Buller was Hungry Hollow’s main economic hope. When he made up his mind to work he could move mountains. He could drive any horse on four legs, or carry it if the going got rough. He could do anything that involved a horse: shoe it, curry it, doctor it, bury it. Aging Wink Vivian, who ran the Chippewa dray, occasionally summoned him into town to relieve him. BUller nearly swooned with perverse pleasure when he could wrap his great arms about a piano.
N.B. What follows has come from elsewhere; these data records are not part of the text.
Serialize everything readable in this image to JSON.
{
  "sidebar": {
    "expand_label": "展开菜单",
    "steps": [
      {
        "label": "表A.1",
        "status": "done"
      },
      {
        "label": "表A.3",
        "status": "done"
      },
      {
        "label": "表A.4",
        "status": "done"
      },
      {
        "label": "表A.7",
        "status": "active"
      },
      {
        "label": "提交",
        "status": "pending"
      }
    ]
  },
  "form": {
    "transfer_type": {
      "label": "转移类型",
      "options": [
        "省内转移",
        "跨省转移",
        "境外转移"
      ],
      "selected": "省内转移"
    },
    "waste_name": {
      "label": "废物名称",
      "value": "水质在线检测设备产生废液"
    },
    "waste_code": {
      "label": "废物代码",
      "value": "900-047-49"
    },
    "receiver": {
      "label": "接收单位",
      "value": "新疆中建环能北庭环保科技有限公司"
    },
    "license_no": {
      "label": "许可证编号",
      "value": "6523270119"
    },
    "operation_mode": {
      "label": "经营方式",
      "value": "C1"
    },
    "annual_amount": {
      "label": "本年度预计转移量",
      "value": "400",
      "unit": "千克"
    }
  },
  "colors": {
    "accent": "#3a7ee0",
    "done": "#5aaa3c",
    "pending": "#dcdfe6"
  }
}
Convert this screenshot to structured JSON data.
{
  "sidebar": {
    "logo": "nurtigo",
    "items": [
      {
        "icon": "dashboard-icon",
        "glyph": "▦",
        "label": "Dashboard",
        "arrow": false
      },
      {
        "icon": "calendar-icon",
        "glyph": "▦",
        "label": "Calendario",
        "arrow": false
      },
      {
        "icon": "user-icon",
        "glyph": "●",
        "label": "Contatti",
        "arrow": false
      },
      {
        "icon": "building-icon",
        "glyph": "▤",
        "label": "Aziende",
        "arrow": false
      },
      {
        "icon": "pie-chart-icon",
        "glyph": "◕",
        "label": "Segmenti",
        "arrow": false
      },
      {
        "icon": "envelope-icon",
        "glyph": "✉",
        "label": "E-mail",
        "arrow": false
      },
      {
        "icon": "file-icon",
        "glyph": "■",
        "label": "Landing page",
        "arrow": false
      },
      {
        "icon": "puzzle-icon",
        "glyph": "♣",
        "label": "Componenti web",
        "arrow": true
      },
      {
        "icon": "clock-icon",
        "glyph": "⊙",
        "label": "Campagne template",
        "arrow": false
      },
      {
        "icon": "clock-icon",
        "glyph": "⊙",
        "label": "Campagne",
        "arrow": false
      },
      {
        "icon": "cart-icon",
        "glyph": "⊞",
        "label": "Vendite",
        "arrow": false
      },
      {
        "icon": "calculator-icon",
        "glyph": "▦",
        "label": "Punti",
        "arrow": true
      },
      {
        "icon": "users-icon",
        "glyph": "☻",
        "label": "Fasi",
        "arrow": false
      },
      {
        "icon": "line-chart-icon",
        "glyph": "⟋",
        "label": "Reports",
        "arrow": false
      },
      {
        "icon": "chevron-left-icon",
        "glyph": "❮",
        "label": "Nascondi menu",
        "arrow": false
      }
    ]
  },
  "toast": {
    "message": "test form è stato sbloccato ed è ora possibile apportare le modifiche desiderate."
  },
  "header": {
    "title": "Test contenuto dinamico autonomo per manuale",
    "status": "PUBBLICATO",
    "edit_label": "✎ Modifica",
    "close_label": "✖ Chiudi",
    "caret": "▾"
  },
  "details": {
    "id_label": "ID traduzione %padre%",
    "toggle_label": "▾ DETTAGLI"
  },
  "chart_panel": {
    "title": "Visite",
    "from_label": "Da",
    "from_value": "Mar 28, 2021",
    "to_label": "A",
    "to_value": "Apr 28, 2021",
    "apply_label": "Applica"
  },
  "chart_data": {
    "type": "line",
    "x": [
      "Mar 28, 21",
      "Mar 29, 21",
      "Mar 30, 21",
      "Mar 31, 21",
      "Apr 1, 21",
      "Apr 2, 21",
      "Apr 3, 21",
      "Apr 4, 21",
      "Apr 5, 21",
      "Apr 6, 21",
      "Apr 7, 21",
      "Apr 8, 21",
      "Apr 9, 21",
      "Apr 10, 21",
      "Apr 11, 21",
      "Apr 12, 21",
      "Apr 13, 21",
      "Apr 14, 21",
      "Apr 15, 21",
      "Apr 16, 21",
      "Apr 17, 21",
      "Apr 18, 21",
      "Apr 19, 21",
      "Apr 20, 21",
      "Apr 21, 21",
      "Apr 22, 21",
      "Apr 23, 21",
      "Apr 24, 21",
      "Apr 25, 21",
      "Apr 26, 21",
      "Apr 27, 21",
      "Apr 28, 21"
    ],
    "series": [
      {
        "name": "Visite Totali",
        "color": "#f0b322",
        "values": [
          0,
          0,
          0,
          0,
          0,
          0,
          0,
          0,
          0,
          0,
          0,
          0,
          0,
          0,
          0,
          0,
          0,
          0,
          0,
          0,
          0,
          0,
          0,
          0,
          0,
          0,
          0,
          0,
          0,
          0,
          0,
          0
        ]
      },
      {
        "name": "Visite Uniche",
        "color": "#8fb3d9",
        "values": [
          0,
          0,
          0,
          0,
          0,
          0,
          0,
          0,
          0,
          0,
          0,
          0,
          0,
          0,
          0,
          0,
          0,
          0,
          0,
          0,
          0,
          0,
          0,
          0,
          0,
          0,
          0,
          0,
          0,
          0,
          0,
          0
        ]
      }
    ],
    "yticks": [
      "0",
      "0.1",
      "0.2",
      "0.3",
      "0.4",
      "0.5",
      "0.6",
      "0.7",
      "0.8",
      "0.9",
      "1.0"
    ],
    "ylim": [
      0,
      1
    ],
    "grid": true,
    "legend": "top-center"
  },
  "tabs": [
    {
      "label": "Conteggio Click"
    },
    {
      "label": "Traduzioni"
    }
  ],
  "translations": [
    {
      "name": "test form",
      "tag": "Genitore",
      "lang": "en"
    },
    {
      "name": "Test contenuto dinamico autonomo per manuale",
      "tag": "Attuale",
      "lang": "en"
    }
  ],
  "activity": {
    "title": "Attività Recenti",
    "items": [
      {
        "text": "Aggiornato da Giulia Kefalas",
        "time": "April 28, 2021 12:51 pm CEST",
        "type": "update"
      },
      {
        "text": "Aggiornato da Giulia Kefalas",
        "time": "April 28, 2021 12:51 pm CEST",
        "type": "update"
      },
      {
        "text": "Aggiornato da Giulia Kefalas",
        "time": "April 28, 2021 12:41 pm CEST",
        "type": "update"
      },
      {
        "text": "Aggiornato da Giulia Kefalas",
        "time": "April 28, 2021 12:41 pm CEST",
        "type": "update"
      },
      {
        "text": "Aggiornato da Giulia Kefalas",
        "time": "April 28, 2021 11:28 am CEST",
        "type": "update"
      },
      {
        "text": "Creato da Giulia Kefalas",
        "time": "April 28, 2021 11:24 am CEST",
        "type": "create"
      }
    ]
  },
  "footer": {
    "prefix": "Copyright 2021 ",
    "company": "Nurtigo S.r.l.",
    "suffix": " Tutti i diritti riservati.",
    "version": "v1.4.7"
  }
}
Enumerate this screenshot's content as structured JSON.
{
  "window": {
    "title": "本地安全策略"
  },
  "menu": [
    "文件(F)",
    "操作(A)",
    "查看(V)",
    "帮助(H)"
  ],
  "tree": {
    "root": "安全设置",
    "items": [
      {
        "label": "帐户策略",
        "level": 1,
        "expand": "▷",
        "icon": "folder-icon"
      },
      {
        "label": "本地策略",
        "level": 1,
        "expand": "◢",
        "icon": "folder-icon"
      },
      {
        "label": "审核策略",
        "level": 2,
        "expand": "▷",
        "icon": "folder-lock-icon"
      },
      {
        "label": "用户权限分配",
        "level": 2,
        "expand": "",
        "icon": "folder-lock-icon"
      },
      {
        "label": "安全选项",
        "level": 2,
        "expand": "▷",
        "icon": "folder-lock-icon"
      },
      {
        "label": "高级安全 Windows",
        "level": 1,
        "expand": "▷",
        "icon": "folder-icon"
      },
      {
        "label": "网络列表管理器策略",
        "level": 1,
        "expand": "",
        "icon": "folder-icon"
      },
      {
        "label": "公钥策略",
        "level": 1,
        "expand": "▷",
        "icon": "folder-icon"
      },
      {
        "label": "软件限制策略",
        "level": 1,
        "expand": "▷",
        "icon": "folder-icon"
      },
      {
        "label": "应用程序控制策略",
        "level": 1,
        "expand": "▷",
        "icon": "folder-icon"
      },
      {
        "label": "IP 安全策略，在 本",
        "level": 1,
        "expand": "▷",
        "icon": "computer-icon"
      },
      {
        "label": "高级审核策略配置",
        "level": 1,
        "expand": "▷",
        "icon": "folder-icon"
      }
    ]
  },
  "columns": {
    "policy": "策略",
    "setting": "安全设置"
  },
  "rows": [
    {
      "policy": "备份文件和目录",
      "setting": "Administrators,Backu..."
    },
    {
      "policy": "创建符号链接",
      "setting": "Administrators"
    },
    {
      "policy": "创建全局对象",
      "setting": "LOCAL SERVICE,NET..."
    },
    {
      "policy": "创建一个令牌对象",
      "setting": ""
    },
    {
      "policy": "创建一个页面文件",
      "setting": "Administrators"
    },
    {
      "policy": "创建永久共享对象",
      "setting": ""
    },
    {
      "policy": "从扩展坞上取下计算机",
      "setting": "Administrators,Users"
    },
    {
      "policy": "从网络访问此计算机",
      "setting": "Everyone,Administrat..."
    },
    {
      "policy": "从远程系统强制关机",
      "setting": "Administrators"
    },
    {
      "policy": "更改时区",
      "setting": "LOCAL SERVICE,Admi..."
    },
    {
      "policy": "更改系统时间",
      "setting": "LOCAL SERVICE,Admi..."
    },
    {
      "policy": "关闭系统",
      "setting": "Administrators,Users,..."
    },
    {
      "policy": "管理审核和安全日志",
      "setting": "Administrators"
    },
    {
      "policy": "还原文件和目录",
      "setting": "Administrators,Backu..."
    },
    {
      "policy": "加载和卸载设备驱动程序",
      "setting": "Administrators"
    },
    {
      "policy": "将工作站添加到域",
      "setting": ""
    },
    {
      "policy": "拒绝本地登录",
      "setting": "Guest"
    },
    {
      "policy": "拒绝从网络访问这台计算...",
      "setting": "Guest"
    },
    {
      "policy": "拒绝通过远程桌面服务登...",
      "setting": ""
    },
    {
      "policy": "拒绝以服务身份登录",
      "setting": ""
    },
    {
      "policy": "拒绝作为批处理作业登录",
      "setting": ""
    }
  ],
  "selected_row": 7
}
There was one fly in the ointment. This fly—or rather the ointment—was dispensed under the trade name of Old Cordwood, the Peninsula’s favorite whisky—a fantastic blended firewater which gentler souls insisted was the by0product of an avaricious lye works. Buller could drink Old Cordwood as an elephant gulps water. After an interval, however, he would begin to trumpet and wander about like the same elephant looking for mischief. These Old Cordwood bouts generally landed him in the toils of Judge Williams, which usually meant a hurried financial sos to Hungry Hollow or Big Annie or Charlie Jokinen, the Finnish proprietor of Charlie’s Place. Sometimes it even meant an involuntary rest cure in the county jail at Iron Bay. Buller worked hard and played hard. When he could be coaxed into Chippewa to go to work, Danny and the boys would engage in meditation and silent prayer for days.
At times Danny and the boys grew vaguely uneasy over their freedom from regular toil. From boyhood on they had been taught to work, to regard it as a sort of social and moral obligation. They had been taught that they had been born to work; unfettered leisure was only the lot of drunkards and fools. When this strange feeling of unease, this curious sense of guilt, grew too oppressive, they usually resolved it by piling into the old Model A Ford which Timmy had miraculously contrived out of odds and ends of other Fords, and rattling into Chippewa for a celebration.
When little Matti Hunginen the Finn moved down from Nestoria and bought this new farm on the road between Chippewa and Hungry Hollow, he could not fathom why Danny and the boys were reluctant to help him with the fall harvest.
“W’at’s matter, you great big lazys!” Matti said. “Why you no help dat Matti wit dat hay an’ potato? You fellas not crippled. I pay you vell—Matti’s no seap-skate. Look, lazy-pones, if you come help it me maybe someday I vill give it you one fine milking cow. W’at you poys really need is fine big cow for dis place—not all dat time drink it moon’ine, moons’ine, moons’ine.”
The prospect of a cow for Hungry Hollow was not to be sneered at. Matti’s offer so disarmed the boys that they gladly went to his farm and stayed until all the fall crops were harvested. Even Danny went, flaring ulcers and all.
Reprinted from Danny and the Boys: Being Some Legends of Hungry Hollow by Robert Traver. Copyright © 1987 Wayne State University. Learn more about the book here at WSU Press.